Exhibits 7 and 8 are pictures of the bank interior showing defendant's presence in the bank leaving the cashier's cage, carrying a paper sack. Mrs. Hejlek testified that she activated the alarm on the floor of her cage which put into operation two bank cameras. She testified that the pictures offered disclosed what would be seen by the cameras at the time of the robbery and that the pictures accurately portrayed the bank interior and the defendant at the time of the robbery. The accuracy of the pictures portrayed is also vouched for by the bank manager who pointed to a calendar in the pictures showing an April 19 date.


Defendant objected to the introduction of the pictures on the ground that no proof was offered that the pictures were taken by the bank cameras and that no one testified that the film was removed from the cameras and that the pictures were produced from such film, and that the photographs should be excluded for lack of proper foundation for their admission. While evidence of the nature set forth in the objection, if available, might be properly offered and eliminate controversy, it is not essential that such evidence be produced when there is reliable evidence that the photographs offered represent what a camera did see at the time of the robbery. Mikus v. United States, 433 F.2d 719 (2d Cir. 1970); United States v. Hobbs, 403 F.2d 977, 978-979 (6th Cir. 1968); see 29 Am.Jur.2d, Evidence Sec. 788.


The accuracy of the tendered exhibits with respect to all relevant matters was vouched for by at least two witnesses in a position to judge "whether the proffered photography is an accurate representation of the scene depicted." Mikus v. United States, supra, 433 F.2d at 725. The trial court on the record made did not abuse its discretion in receiving the photographs in evidence.

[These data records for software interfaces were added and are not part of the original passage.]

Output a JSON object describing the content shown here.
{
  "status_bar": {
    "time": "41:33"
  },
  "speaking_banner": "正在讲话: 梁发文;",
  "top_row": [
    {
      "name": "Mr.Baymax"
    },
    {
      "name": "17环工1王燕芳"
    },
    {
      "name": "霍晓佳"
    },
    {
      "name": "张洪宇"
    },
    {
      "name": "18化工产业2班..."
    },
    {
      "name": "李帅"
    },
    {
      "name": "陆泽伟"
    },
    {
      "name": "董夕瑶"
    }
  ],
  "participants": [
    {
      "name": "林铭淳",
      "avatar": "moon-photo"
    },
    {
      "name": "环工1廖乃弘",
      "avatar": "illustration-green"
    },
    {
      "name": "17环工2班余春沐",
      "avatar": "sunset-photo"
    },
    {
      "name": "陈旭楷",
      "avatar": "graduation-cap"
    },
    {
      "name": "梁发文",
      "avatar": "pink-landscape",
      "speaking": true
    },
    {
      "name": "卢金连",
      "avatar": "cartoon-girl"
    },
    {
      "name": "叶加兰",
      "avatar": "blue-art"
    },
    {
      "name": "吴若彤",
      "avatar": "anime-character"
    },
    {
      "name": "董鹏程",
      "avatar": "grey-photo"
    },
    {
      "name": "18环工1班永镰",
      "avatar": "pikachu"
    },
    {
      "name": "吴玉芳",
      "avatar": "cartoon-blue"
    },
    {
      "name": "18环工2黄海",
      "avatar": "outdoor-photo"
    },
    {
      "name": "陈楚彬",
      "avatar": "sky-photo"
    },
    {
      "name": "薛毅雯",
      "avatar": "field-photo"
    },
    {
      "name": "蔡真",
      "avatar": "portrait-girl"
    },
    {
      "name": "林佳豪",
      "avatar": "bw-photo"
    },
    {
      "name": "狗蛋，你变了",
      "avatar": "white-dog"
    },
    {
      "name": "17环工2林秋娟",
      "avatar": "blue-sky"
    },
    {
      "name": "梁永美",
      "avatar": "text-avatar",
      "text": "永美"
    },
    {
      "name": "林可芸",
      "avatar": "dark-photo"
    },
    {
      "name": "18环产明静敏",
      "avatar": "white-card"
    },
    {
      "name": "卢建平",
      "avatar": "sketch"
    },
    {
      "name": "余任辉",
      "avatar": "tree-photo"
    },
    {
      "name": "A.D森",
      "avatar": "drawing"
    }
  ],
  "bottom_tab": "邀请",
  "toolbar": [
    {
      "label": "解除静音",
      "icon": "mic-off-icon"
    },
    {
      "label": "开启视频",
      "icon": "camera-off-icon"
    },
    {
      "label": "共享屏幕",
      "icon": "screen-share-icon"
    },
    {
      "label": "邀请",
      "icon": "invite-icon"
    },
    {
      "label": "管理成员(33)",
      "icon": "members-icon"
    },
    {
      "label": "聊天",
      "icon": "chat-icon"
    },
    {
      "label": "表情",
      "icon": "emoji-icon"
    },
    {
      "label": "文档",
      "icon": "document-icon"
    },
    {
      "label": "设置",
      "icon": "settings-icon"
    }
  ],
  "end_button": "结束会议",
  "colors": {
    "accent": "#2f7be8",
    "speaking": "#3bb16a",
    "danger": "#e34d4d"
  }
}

The trial court committed no error in denying defendant's motion for judgment n. o. v. based on defendant's motion for acquittal, on the ground that there is insufficient evidence to support a conviction. Defendant's principal contention is that the Government did not meet the burden imposed upon it to establish that the defendant had a specific intent to violate Sec. 2113(a) and that he could not have had such intent because of a drug induced blackout. The Goverment, relying on United States v. Porter, 431 F.2d 7 (9th Cir. 1970), contends that specific intent is not an essential element of the crime here charged under the first paragraph of Sec. 2113(a). We need not resolve the issue of whether specific intent to rob the bank is an essential element as the trial court gave an instruction requiring a finding of specific intent.1 No exception was taken to such instruction.


The evidence must of course be viewed in the light most favorable to the prevailing party, here the Government. The lay testimony, particularly in situations where the psychiatric testimony as to incompetency is weak, ordinarily is sufficient to support a finding of specific intent to commit the crime charged. United States v. Leeper, 413 F.2d 123 (8th Cir. 1969).


Our examination of the record convinces us that there is substantial evidence to support the finding of specific intent as well as other essential elements of the offense charged.


With respect to defendant's motion for a new trial, we are convinced that defendant has not met the burden resting upon him to show that the trial court abused its discretion in denying his motion.


Judgment affirmed.


Sitting by designation


The instruction reads: "Although a stupor due to the use of a some drug is not alone a defense, the fact that a person may have been in a state of drug induced stupor at the time of the commission of a crime may negative the existence of a specific intent. So evidence that a defendant acted or failed to act while in a stupor due to the use of some drug is to be considered in determining whether or not the defendant acted or failed to act with specific intent as charged. If the evidence in the case leaves the jury with a reasonable doubt, whether because of the degree of his drug induced stupor the mind of the accused was capable of forming or did form specific intent to commit the crime charged, the jury should acquit the accused."